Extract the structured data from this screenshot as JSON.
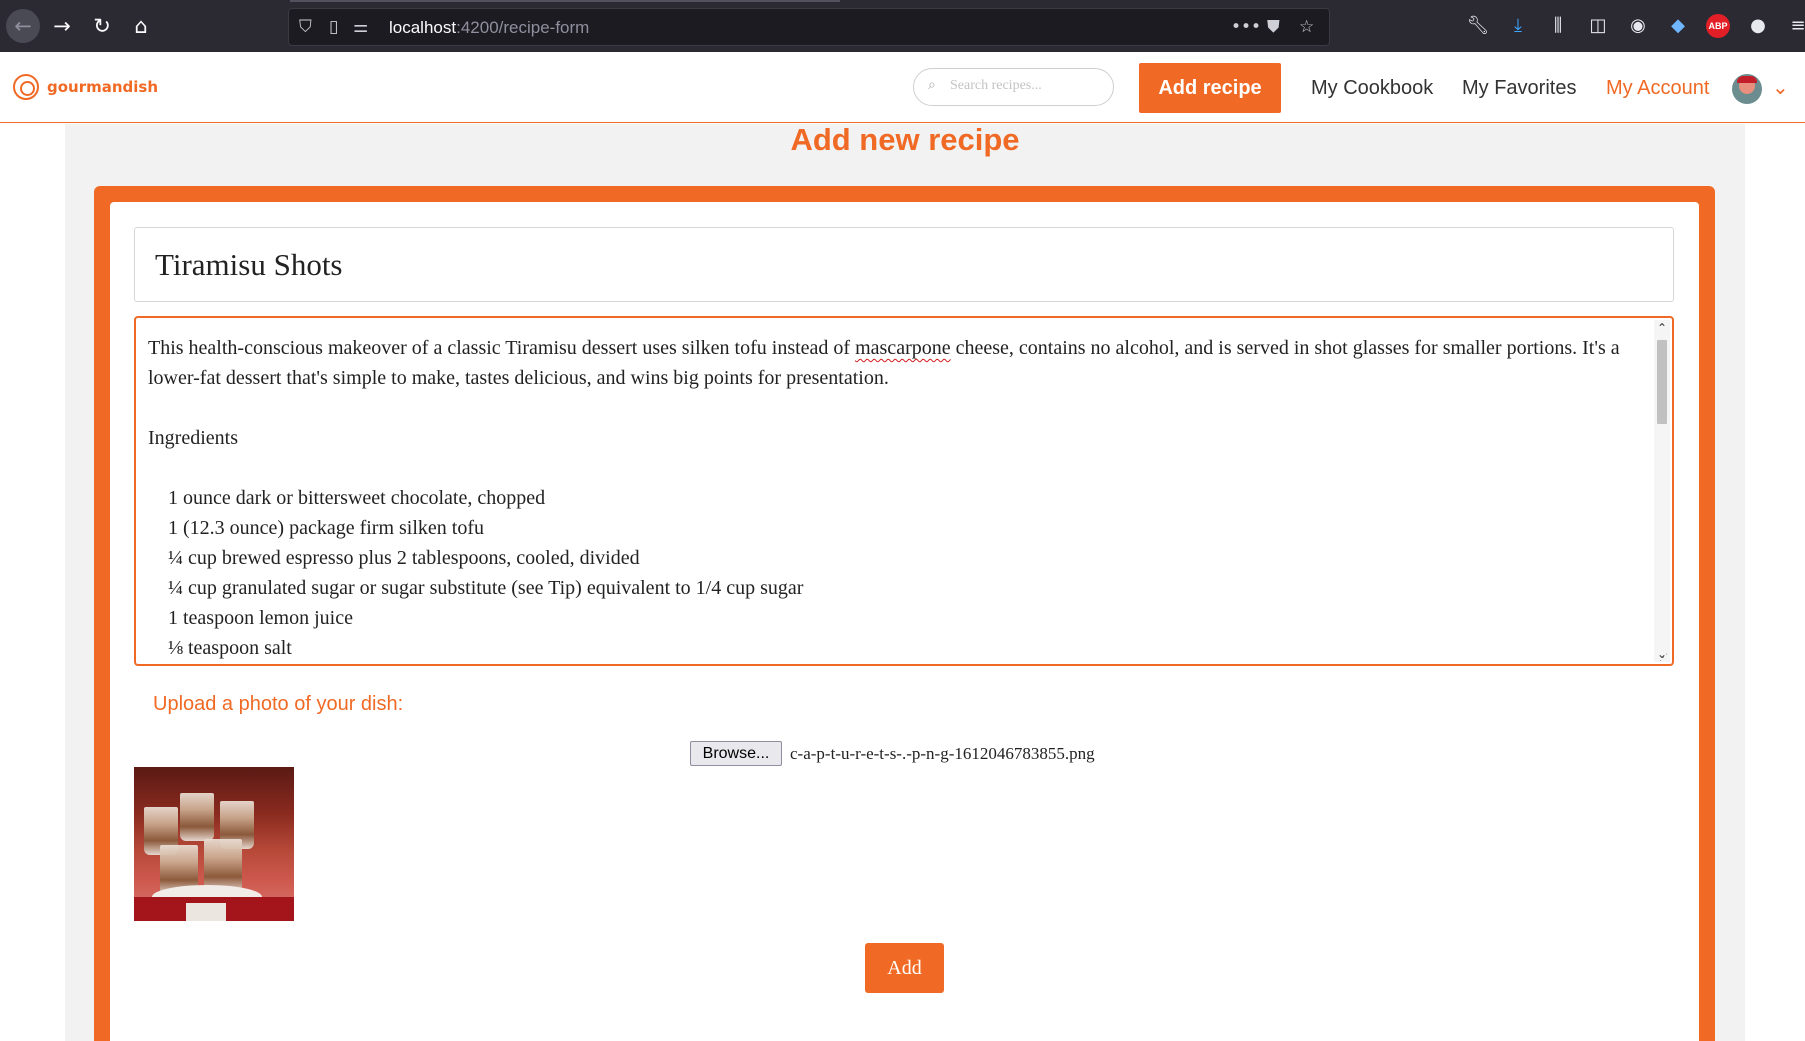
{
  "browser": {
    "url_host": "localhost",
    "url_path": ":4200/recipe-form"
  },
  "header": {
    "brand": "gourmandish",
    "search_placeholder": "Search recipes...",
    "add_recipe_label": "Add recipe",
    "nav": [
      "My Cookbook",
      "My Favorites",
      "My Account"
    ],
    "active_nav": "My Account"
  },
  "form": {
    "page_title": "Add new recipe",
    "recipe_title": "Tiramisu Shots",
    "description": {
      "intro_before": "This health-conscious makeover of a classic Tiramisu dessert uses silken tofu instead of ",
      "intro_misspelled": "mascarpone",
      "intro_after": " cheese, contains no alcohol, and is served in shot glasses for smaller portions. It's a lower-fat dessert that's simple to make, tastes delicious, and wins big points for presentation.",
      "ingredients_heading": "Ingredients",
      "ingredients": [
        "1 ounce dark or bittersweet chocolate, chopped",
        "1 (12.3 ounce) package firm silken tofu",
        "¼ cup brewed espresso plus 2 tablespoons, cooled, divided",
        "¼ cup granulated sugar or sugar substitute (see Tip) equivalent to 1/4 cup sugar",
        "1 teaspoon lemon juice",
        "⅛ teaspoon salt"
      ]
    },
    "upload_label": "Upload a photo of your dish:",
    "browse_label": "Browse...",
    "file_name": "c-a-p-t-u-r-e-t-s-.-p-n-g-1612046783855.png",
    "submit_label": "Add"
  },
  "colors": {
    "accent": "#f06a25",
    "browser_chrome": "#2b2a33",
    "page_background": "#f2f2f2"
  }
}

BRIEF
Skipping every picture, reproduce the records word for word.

EXERCISE SOLUTION
Extract the structured data from this screenshot as JSON.
{
  "browser": {
    "url_host": "localhost",
    "url_path": ":4200/recipe-form"
  },
  "header": {
    "brand": "gourmandish",
    "search_placeholder": "Search recipes...",
    "add_recipe_label": "Add recipe",
    "nav": [
      "My Cookbook",
      "My Favorites",
      "My Account"
    ],
    "active_nav": "My Account"
  },
  "form": {
    "page_title": "Add new recipe",
    "recipe_title": "Tiramisu Shots",
    "description": {
      "intro_before": "This health-conscious makeover of a classic Tiramisu dessert uses silken tofu instead of ",
      "intro_misspelled": "mascarpone",
      "intro_after": " cheese, contains no alcohol, and is served in shot glasses for smaller portions. It's a lower-fat dessert that's simple to make, tastes delicious, and wins big points for presentation.",
      "ingredients_heading": "Ingredients",
      "ingredients": [
        "1 ounce dark or bittersweet chocolate, chopped",
        "1 (12.3 ounce) package firm silken tofu",
        "¼ cup brewed espresso plus 2 tablespoons, cooled, divided",
        "¼ cup granulated sugar or sugar substitute (see Tip) equivalent to 1/4 cup sugar",
        "1 teaspoon lemon juice",
        "⅛ teaspoon salt"
      ]
    },
    "upload_label": "Upload a photo of your dish:",
    "browse_label": "Browse...",
    "file_name": "c-a-p-t-u-r-e-t-s-.-p-n-g-1612046783855.png",
    "submit_label": "Add"
  },
  "colors": {
    "accent": "#f06a25",
    "browser_chrome": "#2b2a33",
    "page_background": "#f2f2f2"
  }
}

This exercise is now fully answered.